NEA heads for close of innovative secondary process

New Enterprise Associates is nearing a close for a process to spin out startup investments from older funds into a new pool managed by one of its executives.

The process is one of several run by high-profile investment managers using the secondary market to provide liquidity to investors in older funds and sort out long-held investments.

Other such recent secondaries include those run by Providence Equity, TPG and Warburg Pincus.

NEA’s process is one of the largest ever in the venture-capital world.

Expected to raise $1.4 bln

The deal is expected to close in the next few weeks, three sources told VCJ. It is expected to raise about $1.4 billion, higher than initial estimates of $1 billion, sources said.

Goldman Sachs is lead investor on the deal, which will result in the creation of a new firm managed by NEA General Partner Ravi Viswanathan. The executive is leaving NEA as part of the process.

NEA Ravi Viswanathan
Ravi Viswanathan.

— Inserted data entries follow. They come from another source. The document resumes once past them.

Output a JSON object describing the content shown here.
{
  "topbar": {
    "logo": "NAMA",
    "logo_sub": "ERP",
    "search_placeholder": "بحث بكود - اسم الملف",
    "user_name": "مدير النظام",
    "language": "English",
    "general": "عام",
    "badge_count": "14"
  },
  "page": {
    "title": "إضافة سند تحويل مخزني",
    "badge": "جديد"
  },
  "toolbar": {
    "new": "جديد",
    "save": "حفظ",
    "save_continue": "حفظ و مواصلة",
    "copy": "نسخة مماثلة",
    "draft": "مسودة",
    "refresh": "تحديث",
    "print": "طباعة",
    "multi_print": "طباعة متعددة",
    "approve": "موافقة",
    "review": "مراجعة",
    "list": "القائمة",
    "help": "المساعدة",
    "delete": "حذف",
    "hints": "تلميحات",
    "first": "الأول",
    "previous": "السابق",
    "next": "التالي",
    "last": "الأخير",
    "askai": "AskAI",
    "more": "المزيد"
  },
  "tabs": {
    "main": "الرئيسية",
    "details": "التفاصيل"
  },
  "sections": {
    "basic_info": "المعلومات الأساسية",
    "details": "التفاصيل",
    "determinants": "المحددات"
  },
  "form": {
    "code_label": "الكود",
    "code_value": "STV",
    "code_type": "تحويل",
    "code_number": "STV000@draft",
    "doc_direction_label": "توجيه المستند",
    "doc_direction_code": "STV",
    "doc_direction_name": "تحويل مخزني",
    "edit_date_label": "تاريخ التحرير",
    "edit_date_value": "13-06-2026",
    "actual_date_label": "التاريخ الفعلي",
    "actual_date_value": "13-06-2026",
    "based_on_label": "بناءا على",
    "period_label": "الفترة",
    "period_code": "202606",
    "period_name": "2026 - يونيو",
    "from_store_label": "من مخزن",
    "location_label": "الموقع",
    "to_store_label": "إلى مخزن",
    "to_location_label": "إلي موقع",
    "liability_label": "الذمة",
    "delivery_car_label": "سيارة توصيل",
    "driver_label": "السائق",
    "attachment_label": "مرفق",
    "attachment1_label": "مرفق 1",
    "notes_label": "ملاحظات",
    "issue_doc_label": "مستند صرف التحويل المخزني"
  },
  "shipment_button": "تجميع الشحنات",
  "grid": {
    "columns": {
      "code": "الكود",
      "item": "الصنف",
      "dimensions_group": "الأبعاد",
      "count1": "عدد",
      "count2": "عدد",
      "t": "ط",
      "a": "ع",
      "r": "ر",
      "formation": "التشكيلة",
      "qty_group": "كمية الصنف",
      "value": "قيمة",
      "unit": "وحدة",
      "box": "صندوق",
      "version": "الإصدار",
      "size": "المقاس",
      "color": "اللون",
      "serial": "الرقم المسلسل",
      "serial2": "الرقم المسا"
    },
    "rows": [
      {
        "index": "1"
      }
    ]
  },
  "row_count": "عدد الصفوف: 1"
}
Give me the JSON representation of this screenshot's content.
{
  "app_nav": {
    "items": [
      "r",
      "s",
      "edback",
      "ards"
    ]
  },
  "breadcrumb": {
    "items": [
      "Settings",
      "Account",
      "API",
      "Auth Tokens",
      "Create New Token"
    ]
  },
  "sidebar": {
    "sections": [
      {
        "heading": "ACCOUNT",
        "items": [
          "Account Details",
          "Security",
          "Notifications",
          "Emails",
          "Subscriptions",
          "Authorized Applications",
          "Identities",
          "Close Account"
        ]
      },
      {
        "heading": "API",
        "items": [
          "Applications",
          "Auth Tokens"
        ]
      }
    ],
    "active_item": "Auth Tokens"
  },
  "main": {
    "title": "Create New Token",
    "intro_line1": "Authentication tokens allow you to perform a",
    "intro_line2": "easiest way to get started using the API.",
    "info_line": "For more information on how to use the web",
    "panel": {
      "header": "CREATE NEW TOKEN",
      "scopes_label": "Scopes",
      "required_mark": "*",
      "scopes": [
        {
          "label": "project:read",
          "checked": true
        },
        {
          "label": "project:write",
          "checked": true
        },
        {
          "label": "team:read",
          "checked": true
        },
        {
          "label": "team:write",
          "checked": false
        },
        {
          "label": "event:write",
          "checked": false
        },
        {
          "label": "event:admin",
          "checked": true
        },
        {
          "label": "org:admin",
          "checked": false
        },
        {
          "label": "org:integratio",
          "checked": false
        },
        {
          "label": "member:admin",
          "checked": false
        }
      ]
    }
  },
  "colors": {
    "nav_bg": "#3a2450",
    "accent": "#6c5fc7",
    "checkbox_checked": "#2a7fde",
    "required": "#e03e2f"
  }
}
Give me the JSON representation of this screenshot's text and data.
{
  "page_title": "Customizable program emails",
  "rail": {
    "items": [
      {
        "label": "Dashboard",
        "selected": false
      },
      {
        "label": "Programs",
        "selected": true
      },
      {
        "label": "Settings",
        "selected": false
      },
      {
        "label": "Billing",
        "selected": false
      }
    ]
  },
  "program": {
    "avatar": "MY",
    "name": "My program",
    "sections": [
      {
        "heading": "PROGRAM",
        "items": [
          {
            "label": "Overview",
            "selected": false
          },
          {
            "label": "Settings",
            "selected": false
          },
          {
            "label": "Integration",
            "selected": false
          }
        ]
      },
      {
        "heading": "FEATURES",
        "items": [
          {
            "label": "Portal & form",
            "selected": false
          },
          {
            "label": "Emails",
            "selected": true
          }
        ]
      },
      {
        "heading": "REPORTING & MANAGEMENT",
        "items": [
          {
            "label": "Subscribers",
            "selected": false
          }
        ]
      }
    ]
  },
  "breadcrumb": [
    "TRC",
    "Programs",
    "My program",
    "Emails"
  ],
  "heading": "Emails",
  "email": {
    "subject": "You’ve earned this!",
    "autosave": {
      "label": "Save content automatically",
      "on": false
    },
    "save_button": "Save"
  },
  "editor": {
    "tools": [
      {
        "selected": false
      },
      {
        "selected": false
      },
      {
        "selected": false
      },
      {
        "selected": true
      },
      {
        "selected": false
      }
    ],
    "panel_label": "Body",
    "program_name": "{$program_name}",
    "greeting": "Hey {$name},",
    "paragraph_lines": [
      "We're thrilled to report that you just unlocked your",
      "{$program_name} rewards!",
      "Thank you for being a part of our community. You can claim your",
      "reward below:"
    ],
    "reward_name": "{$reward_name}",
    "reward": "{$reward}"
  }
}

Photo courtesy of New Enterprise Associates.

Hamilton Lane is also part of the investor group in the deal, which will buy stakes in about 20 companies from older NEA funds. Those stakes will be transferred to the new pool.

The investment may also include a portion of capital for follow-on investments.

Pricing for the stakes is in the range of the low-90 percent of net asset value, sources said. The reference date NEA is using to price the assets is unclear. Secondary pricing is set using NAV pegged to a certain date, usually lagging by a quarter or two.

Lazard is secondary adviser on the deal.

LPs in the affected funds will receive distributions from the sale of the companies. NEA also offered LPs in the funds the opportunity to invest in the new fund, sources said. NEA received mixed support from existing LPs on reinvesting, sources said.

NEA doesn’t need LP approval for the deal because the firm is selling investments into a fund to be run by an executive who will no longer be employed by NEA, sources said.

This makes the firm non-conflicted, two of the sources said.

LPs have some concerns about aspects of the deal. One LP said they don’t get a vote on the deal, so they have to accept the sale of strong assets at a discount, which the LP said is frustrating.

Two LPs questioned how the firm chose the investments that are being targeted in the deal, with one saying NEA “cherry-picked” the strongest companies to move out of older funds.

“We’ll never know how that conversation went within NEA on why they picked the assets they were selling,” the LP said.

An LP said some buyers who declined to participate in the deal thought that pricing was too high and that NEA picked weaker companies out of the funds.

The fact that both sides questioned pricing is probably a good measure that pricing is in the proper range, the LP said.

“You’re never going to have a deal that everyone loves on both sides of it,” the LP said.

23andMe

Companies were chosen in part based on who led the investments and whether it made sense for NEA to hold them considering workload and whether the firm would continue to support them, sources said.

For example, one of the companies included in the deal is 23andMe, in which NEA first invested in 2007, sources said. One of the lead partners on that deal, Patrick Chung, left NEA in 2014.

“No one in the firm is shepherding it and building it,” one source said of 23andMe, explaining why that company was included in the deal.

The companies included in the deal “need more runway, more involvement, than NEA will provide at this time,” one of the sources said.

Action Item: Read NEA’s Form ADV here: https://bit.ly/2Oeo9AF